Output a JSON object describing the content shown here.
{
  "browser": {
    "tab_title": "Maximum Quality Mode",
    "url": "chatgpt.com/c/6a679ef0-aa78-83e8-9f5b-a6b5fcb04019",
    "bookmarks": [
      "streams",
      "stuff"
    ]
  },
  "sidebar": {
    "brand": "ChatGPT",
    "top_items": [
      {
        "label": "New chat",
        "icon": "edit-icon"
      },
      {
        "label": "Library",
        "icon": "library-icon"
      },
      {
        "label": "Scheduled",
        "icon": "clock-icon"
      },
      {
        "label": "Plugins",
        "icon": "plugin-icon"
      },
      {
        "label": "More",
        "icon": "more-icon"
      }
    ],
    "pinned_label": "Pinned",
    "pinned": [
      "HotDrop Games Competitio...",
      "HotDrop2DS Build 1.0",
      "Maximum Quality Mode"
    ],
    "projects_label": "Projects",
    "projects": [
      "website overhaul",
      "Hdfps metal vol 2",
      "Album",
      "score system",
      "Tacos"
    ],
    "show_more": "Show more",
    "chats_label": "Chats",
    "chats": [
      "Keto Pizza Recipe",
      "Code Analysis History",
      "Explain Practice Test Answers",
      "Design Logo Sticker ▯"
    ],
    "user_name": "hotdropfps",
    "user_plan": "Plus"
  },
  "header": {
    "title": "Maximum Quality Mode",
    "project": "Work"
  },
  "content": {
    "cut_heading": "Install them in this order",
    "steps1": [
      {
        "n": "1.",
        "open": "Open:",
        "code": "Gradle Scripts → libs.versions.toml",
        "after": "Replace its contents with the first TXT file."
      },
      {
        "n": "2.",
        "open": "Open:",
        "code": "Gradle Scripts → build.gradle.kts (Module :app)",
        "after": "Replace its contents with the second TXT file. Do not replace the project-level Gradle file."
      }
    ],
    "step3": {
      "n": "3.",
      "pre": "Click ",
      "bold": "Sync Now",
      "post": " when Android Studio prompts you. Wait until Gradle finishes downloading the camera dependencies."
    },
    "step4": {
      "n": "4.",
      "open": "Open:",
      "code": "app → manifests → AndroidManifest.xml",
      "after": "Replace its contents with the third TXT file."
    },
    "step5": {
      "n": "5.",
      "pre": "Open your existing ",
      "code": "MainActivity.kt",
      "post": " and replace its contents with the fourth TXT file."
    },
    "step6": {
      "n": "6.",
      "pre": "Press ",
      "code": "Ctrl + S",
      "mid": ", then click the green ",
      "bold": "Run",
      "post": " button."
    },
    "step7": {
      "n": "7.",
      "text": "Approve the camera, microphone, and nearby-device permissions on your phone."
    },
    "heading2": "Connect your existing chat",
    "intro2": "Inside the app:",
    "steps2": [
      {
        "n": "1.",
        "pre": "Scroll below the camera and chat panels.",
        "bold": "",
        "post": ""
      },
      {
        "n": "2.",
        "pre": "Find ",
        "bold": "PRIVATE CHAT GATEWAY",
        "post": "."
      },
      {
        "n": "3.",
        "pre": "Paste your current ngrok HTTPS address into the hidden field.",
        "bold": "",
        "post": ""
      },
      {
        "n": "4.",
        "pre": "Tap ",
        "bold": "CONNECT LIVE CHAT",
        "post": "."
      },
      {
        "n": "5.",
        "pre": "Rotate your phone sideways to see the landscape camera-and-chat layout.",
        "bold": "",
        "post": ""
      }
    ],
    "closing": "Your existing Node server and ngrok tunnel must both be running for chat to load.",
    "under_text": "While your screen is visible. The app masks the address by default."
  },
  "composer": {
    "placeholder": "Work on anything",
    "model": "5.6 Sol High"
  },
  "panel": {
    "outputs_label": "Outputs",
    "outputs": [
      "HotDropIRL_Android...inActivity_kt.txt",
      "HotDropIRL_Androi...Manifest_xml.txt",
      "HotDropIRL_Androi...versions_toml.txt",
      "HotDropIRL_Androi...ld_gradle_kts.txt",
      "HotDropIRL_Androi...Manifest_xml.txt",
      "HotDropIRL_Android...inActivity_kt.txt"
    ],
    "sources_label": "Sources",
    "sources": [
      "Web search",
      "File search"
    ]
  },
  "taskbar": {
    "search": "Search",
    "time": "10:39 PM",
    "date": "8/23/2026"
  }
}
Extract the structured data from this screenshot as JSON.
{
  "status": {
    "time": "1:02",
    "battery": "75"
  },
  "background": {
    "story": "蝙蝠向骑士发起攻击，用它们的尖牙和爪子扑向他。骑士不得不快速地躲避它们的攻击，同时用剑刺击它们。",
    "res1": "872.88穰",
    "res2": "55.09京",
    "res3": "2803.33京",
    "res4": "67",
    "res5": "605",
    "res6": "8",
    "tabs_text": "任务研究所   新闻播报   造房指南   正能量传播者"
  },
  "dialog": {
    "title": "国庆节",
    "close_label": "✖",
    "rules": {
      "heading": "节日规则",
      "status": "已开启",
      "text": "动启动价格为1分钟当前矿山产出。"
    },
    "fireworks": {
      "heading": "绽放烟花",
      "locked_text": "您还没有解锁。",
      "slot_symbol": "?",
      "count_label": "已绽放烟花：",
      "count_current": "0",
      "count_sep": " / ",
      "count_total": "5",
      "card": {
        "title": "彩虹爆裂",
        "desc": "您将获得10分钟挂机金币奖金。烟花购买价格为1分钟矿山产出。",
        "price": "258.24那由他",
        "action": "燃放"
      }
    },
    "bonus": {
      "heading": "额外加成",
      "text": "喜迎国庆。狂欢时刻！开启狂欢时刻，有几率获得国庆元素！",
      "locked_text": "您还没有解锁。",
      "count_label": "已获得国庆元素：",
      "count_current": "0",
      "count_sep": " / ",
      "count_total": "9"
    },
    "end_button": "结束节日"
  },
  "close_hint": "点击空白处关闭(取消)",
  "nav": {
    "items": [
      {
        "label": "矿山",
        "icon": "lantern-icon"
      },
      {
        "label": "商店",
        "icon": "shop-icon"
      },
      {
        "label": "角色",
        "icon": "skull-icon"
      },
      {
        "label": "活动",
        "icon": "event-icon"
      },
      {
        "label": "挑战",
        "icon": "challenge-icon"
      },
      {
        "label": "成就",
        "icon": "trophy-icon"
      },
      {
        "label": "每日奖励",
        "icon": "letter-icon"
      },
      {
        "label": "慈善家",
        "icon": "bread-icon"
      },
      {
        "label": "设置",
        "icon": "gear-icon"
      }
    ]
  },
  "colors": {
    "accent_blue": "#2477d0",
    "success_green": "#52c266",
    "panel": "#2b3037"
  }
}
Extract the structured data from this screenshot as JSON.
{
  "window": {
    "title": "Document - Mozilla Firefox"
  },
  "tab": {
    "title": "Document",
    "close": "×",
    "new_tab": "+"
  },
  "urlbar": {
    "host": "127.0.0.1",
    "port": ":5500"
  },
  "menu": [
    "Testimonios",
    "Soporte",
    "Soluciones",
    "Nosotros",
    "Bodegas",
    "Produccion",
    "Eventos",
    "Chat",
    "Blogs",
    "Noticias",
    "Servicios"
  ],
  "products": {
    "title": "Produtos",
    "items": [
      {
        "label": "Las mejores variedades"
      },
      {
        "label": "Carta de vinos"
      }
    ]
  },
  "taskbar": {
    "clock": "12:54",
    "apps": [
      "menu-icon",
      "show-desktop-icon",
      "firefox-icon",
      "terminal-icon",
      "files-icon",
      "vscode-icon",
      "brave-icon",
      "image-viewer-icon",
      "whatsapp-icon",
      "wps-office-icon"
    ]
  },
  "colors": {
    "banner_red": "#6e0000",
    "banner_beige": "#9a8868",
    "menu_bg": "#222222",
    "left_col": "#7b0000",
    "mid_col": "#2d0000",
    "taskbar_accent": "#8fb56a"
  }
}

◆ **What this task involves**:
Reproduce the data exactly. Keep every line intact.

◆ **Answer box**:
Output a JSON object describing the content shown here.
{
  "browser": {
    "tab_title": "Maximum Quality Mode",
    "url": "chatgpt.com/c/6a679ef0-aa78-83e8-9f5b-a6b5fcb04019",
    "bookmarks": [
      "streams",
      "stuff"
    ]
  },
  "sidebar": {
    "brand": "ChatGPT",
    "top_items": [
      {
        "label": "New chat",
        "icon": "edit-icon"
      },
      {
        "label": "Library",
        "icon": "library-icon"
      },
      {
        "label": "Scheduled",
        "icon": "clock-icon"
      },
      {
        "label": "Plugins",
        "icon": "plugin-icon"
      },
      {
        "label": "More",
        "icon": "more-icon"
      }
    ],
    "pinned_label": "Pinned",
    "pinned": [
      "HotDrop Games Competitio...",
      "HotDrop2DS Build 1.0",
      "Maximum Quality Mode"
    ],
    "projects_label": "Projects",
    "projects": [
      "website overhaul",
      "Hdfps metal vol 2",
      "Album",
      "score system",
      "Tacos"
    ],
    "show_more": "Show more",
    "chats_label": "Chats",
    "chats": [
      "Keto Pizza Recipe",
      "Code Analysis History",
      "Explain Practice Test Answers",
      "Design Logo Sticker ▯"
    ],
    "user_name": "hotdropfps",
    "user_plan": "Plus"
  },
  "header": {
    "title": "Maximum Quality Mode",
    "project": "Work"
  },
  "content": {
    "cut_heading": "Install them in this order",
    "steps1": [
      {
        "n": "1.",
        "open": "Open:",
        "code": "Gradle Scripts → libs.versions.toml",
        "after": "Replace its contents with the first TXT file."
      },
      {
        "n": "2.",
        "open": "Open:",
        "code": "Gradle Scripts → build.gradle.kts (Module :app)",
        "after": "Replace its contents with the second TXT file. Do not replace the project-level Gradle file."
      }
    ],
    "step3": {
      "n": "3.",
      "pre": "Click ",
      "bold": "Sync Now",
      "post": " when Android Studio prompts you. Wait until Gradle finishes downloading the camera dependencies."
    },
    "step4": {
      "n": "4.",
      "open": "Open:",
      "code": "app → manifests → AndroidManifest.xml",
      "after": "Replace its contents with the third TXT file."
    },
    "step5": {
      "n": "5.",
      "pre": "Open your existing ",
      "code": "MainActivity.kt",
      "post": " and replace its contents with the fourth TXT file."
    },
    "step6": {
      "n": "6.",
      "pre": "Press ",
      "code": "Ctrl + S",
      "mid": ", then click the green ",
      "bold": "Run",
      "post": " button."
    },
    "step7": {
      "n": "7.",
      "text": "Approve the camera, microphone, and nearby-device permissions on your phone."
    },
    "heading2": "Connect your existing chat",
    "intro2": "Inside the app:",
    "steps2": [
      {
        "n": "1.",
        "pre": "Scroll below the camera and chat panels.",
        "bold": "",
        "post": ""
      },
      {
        "n": "2.",
        "pre": "Find ",
        "bold": "PRIVATE CHAT GATEWAY",
        "post": "."
      },
      {
        "n": "3.",
        "pre": "Paste your current ngrok HTTPS address into the hidden field.",
        "bold": "",
        "post": ""
      },
      {
        "n": "4.",
        "pre": "Tap ",
        "bold": "CONNECT LIVE CHAT",
        "post": "."
      },
      {
        "n": "5.",
        "pre": "Rotate your phone sideways to see the landscape camera-and-chat layout.",
        "bold": "",
        "post": ""
      }
    ],
    "closing": "Your existing Node server and ngrok tunnel must both be running for chat to load.",
    "under_text": "While your screen is visible. The app masks the address by default."
  },
  "composer": {
    "placeholder": "Work on anything",
    "model": "5.6 Sol High"
  },
  "panel": {
    "outputs_label": "Outputs",
    "outputs": [
      "HotDropIRL_Android...inActivity_kt.txt",
      "HotDropIRL_Androi...Manifest_xml.txt",
      "HotDropIRL_Androi...versions_toml.txt",
      "HotDropIRL_Androi...ld_gradle_kts.txt",
      "HotDropIRL_Androi...Manifest_xml.txt",
      "HotDropIRL_Android...inActivity_kt.txt"
    ],
    "sources_label": "Sources",
    "sources": [
      "Web search",
      "File search"
    ]
  },
  "taskbar": {
    "search": "Search",
    "time": "10:39 PM",
    "date": "8/23/2026"
  }
}
Extract the structured data from this screenshot as JSON.
{
  "status": {
    "time": "1:02",
    "battery": "75"
  },
  "background": {
    "story": "蝙蝠向骑士发起攻击，用它们的尖牙和爪子扑向他。骑士不得不快速地躲避它们的攻击，同时用剑刺击它们。",
    "res1": "872.88穰",
    "res2": "55.09京",
    "res3": "2803.33京",
    "res4": "67",
    "res5": "605",
    "res6": "8",
    "tabs_text": "任务研究所   新闻播报   造房指南   正能量传播者"
  },
  "dialog": {
    "title": "国庆节",
    "close_label": "✖",
    "rules": {
      "heading": "节日规则",
      "status": "已开启",
      "text": "动启动价格为1分钟当前矿山产出。"
    },
    "fireworks": {
      "heading": "绽放烟花",
      "locked_text": "您还没有解锁。",
      "slot_symbol": "?",
      "count_label": "已绽放烟花：",
      "count_current": "0",
      "count_sep": " / ",
      "count_total": "5",
      "card": {
        "title": "彩虹爆裂",
        "desc": "您将获得10分钟挂机金币奖金。烟花购买价格为1分钟矿山产出。",
        "price": "258.24那由他",
        "action": "燃放"
      }
    },
    "bonus": {
      "heading": "额外加成",
      "text": "喜迎国庆。狂欢时刻！开启狂欢时刻，有几率获得国庆元素！",
      "locked_text": "您还没有解锁。",
      "count_label": "已获得国庆元素：",
      "count_current": "0",
      "count_sep": " / ",
      "count_total": "9"
    },
    "end_button": "结束节日"
  },
  "close_hint": "点击空白处关闭(取消)",
  "nav": {
    "items": [
      {
        "label": "矿山",
        "icon": "lantern-icon"
      },
      {
        "label": "商店",
        "icon": "shop-icon"
      },
      {
        "label": "角色",
        "icon": "skull-icon"
      },
      {
        "label": "活动",
        "icon": "event-icon"
      },
      {
        "label": "挑战",
        "icon": "challenge-icon"
      },
      {
        "label": "成就",
        "icon": "trophy-icon"
      },
      {
        "label": "每日奖励",
        "icon": "letter-icon"
      },
      {
        "label": "慈善家",
        "icon": "bread-icon"
      },
      {
        "label": "设置",
        "icon": "gear-icon"
      }
    ]
  },
  "colors": {
    "accent_blue": "#2477d0",
    "success_green": "#52c266",
    "panel": "#2b3037"
  }
}
Extract the structured data from this screenshot as JSON.
{
  "window": {
    "title": "Document - Mozilla Firefox"
  },
  "tab": {
    "title": "Document",
    "close": "×",
    "new_tab": "+"
  },
  "urlbar": {
    "host": "127.0.0.1",
    "port": ":5500"
  },
  "menu": [
    "Testimonios",
    "Soporte",
    "Soluciones",
    "Nosotros",
    "Bodegas",
    "Produccion",
    "Eventos",
    "Chat",
    "Blogs",
    "Noticias",
    "Servicios"
  ],
  "products": {
    "title": "Produtos",
    "items": [
      {
        "label": "Las mejores variedades"
      },
      {
        "label": "Carta de vinos"
      }
    ]
  },
  "taskbar": {
    "clock": "12:54",
    "apps": [
      "menu-icon",
      "show-desktop-icon",
      "firefox-icon",
      "terminal-icon",
      "files-icon",
      "vscode-icon",
      "brave-icon",
      "image-viewer-icon",
      "whatsapp-icon",
      "wps-office-icon"
    ]
  },
  "colors": {
    "banner_red": "#6e0000",
    "banner_beige": "#9a8868",
    "menu_bg": "#222222",
    "left_col": "#7b0000",
    "mid_col": "#2d0000",
    "taskbar_accent": "#8fb56a"
  }
}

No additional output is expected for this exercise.